NEW YORK, Dec. 10 (Xinhua) -- Oil prices rose noticeably on Thursday amid growing risk appetite.
The West Texas Intermediate for January delivery advanced 1.26 U.S. dollars to settle at 46.78 dollars a barrel on the New York Mercantile Exchange, while Brent crude for February delivery increased 1.39 dollars to close at 50.25 dollars a barrel on the London ICE Futures Exchange. It marks the first time since early March that Brent has settled above 50 dollars a barrel.
The market gains came despite the latest data showing a surprise jump in U.S. crude stockpiles last week.
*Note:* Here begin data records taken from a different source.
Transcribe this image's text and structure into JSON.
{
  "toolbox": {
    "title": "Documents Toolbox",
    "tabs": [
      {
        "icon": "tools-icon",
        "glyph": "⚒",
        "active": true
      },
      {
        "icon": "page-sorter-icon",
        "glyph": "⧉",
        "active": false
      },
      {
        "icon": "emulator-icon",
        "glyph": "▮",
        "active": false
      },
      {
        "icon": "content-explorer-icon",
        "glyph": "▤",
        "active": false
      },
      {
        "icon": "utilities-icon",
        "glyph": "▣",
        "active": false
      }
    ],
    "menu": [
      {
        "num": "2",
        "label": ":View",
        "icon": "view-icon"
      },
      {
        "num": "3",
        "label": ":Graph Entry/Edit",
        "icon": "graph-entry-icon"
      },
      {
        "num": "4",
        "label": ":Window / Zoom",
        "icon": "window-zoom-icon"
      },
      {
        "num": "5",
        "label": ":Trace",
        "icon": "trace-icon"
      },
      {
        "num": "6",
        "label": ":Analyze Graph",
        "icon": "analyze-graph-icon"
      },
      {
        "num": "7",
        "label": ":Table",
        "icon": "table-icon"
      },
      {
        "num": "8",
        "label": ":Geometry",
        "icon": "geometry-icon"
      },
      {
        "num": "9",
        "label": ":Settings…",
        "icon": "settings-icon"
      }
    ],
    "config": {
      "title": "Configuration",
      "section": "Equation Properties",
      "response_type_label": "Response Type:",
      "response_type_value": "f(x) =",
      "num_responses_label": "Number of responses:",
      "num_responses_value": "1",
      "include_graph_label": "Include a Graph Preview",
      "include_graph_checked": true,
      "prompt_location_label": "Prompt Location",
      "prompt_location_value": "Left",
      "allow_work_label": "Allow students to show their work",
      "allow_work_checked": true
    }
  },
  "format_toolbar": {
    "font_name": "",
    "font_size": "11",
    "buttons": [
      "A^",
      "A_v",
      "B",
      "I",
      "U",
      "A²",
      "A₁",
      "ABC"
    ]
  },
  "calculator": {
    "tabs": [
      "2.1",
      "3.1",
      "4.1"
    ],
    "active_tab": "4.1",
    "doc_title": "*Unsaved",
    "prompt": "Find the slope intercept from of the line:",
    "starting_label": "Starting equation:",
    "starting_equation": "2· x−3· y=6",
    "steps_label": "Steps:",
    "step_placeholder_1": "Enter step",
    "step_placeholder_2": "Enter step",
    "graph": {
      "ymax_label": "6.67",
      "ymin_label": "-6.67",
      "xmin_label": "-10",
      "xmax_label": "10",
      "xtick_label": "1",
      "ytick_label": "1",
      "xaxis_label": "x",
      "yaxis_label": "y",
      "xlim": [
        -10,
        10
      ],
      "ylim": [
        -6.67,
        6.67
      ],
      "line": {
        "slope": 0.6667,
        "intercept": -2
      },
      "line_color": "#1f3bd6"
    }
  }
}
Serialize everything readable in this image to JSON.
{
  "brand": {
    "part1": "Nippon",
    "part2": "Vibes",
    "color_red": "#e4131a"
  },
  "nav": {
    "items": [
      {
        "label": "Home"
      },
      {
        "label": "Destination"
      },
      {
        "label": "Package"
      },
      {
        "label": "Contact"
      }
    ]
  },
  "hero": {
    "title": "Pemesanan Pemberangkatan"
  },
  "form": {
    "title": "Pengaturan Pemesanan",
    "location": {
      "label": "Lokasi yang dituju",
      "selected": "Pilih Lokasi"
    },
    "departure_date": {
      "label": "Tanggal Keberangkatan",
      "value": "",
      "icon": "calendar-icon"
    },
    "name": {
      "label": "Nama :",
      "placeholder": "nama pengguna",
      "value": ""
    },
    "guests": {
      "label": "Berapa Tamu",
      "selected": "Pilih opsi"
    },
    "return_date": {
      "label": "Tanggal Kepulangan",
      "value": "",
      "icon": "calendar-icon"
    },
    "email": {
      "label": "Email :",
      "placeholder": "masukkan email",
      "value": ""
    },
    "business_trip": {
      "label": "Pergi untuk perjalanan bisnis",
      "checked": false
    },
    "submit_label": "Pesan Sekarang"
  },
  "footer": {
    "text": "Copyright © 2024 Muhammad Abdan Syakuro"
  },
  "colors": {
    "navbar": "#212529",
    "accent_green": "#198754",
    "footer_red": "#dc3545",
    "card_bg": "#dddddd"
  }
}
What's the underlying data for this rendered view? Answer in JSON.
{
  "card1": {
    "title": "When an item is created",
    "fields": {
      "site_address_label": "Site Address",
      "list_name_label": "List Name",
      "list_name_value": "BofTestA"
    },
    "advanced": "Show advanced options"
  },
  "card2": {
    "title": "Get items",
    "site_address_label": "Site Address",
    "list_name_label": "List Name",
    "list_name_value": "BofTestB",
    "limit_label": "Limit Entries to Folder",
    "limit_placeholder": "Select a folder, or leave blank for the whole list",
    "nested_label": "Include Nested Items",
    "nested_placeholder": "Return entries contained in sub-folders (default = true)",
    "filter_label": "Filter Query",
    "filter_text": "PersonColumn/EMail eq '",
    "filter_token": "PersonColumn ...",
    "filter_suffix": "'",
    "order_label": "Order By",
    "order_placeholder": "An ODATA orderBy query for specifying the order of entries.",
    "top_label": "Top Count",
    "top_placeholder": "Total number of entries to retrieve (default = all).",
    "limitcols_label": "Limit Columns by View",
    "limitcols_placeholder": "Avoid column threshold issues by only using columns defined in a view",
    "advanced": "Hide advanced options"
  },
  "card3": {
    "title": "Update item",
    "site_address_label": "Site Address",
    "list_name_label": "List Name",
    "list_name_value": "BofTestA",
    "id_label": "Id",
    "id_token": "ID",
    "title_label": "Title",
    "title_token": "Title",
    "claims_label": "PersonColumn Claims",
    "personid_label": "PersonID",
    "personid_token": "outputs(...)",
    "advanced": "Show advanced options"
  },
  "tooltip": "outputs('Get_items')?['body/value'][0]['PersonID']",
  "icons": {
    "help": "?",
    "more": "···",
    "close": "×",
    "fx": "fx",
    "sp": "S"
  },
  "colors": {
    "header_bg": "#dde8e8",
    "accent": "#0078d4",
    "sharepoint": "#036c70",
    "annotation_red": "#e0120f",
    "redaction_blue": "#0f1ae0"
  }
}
U.S. crude oil inventories increased by 15.2 million barrels during the week ending Dec. 4, the U.S. Energy Information Administration (EIA) said in a report on Wednesday. Analysts polled by S&P Global Platts had estimated the EIA publication to show a decline of 700,000 barrels in U.S. crude supplies.
"We recently highlighted the excessive optimism among oil market participants, which is likely to have driven up oil prices despite all the risks," Eugen Weinberg, energy analyst at Commerzbank Research, said in a note Thursday.
"It seems that cheap money, good sentiment on the stock market and hopes that demand will soon normalise thanks to corona vaccines count for more than the reality," he added.
Meanwhile, experts cautioned that the risks to the oil price remain high on both the demand and supply sides.
The Organization of the Petroleum Exporting Countries (OPEC) and its allies agreed last week to increase oil production by 500,000 barrels per day (bpd) from January, meaning the group's output curbs would be 7.2 million bpd early next year, compared with current cuts of 7.7 million bpd.